**Directions:** Look through the data below and, wherever a line carries the word "name", please copy that line.

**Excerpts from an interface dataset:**
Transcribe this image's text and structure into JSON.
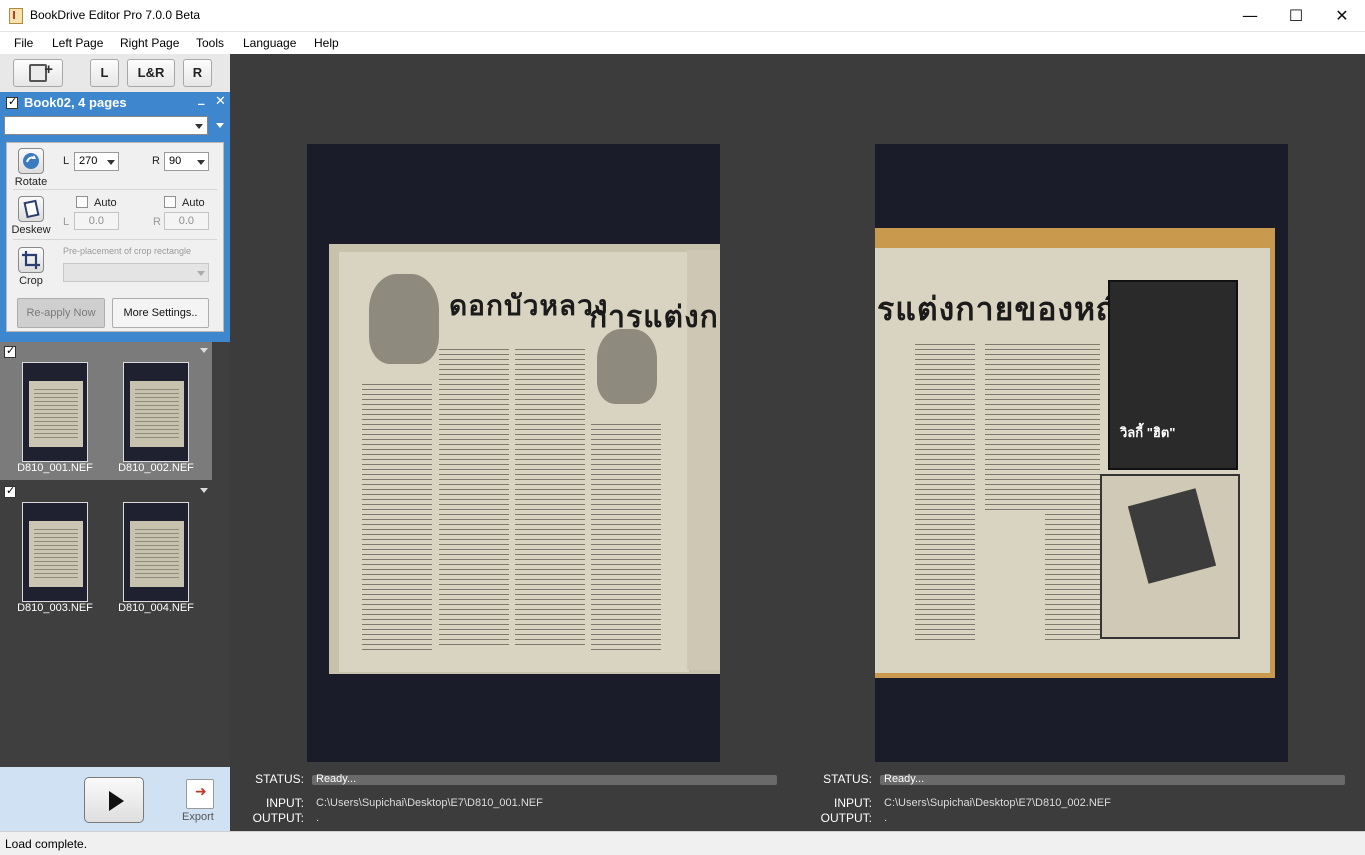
{
  "window": {
    "title": "BookDrive Editor Pro 7.0.0 Beta",
    "minimize": "—",
    "maximize": "☐",
    "close": "✕"
  },
  "menu": [
    "File",
    "Left Page",
    "Right Page",
    "Tools",
    "Language",
    "Help"
  ],
  "toolbar": {
    "left": "L",
    "both": "L&R",
    "right": "R"
  },
  "book": {
    "title": "Book02, 4 pages",
    "checked": true,
    "minimize": "_",
    "close": "✕",
    "rotate": {
      "label": "Rotate",
      "l_label": "L",
      "l_value": "270",
      "r_label": "R",
      "r_value": "90"
    },
    "deskew": {
      "label": "Deskew",
      "auto_label": "Auto",
      "l_label": "L",
      "l_value": "0.0",
      "r_label": "R",
      "r_value": "0.0"
    },
    "crop": {
      "label": "Crop",
      "placement_label": "Pre-placement of crop rectangle"
    },
    "reapply_label": "Re-apply Now",
    "more_settings_label": "More Settings.."
  },
  "thumbnails": [
    {
      "pages": [
        {
          "name": "D810_001.NEF"
        },
        {
          "name": "D810_002.NEF"
        }
      ],
      "selected": true
    },
    {
      "pages": [
        {
          "name": "D810_003.NEF"
        },
        {
          "name": "D810_004.NEF"
        }
      ],
      "selected": false
    }
  ],
  "export_label": "Export",
  "left_view": {
    "headline": "ดอกบัวหลวง",
    "headline2": "การแต่งกาย",
    "status_label": "STATUS:",
    "status": "Ready...",
    "input_label": "INPUT:",
    "input": "C:\\Users\\Supichai\\Desktop\\E7\\D810_001.NEF",
    "output_label": "OUTPUT:",
    "output": "."
  },
  "right_view": {
    "headline": "รแต่งกายของหญิง",
    "ad_text": "วิลกี้ \"ฮิต\"",
    "status_label": "STATUS:",
    "status": "Ready...",
    "input_label": "INPUT:",
    "input": "C:\\Users\\Supichai\\Desktop\\E7\\D810_002.NEF",
    "output_label": "OUTPUT:",
    "output": "."
  },
  "statusbar": "Load complete.",
  "colors": {
    "panel_accent": "#3e86cd",
    "background": "#3c3c3c",
    "bottom_panel": "#cfe1f2"
  }
}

**Solution to this exercise:**
          "name": "D810_001.NEF"
          "name": "D810_002.NEF"
          "name": "D810_003.NEF"
          "name": "D810_004.NEF"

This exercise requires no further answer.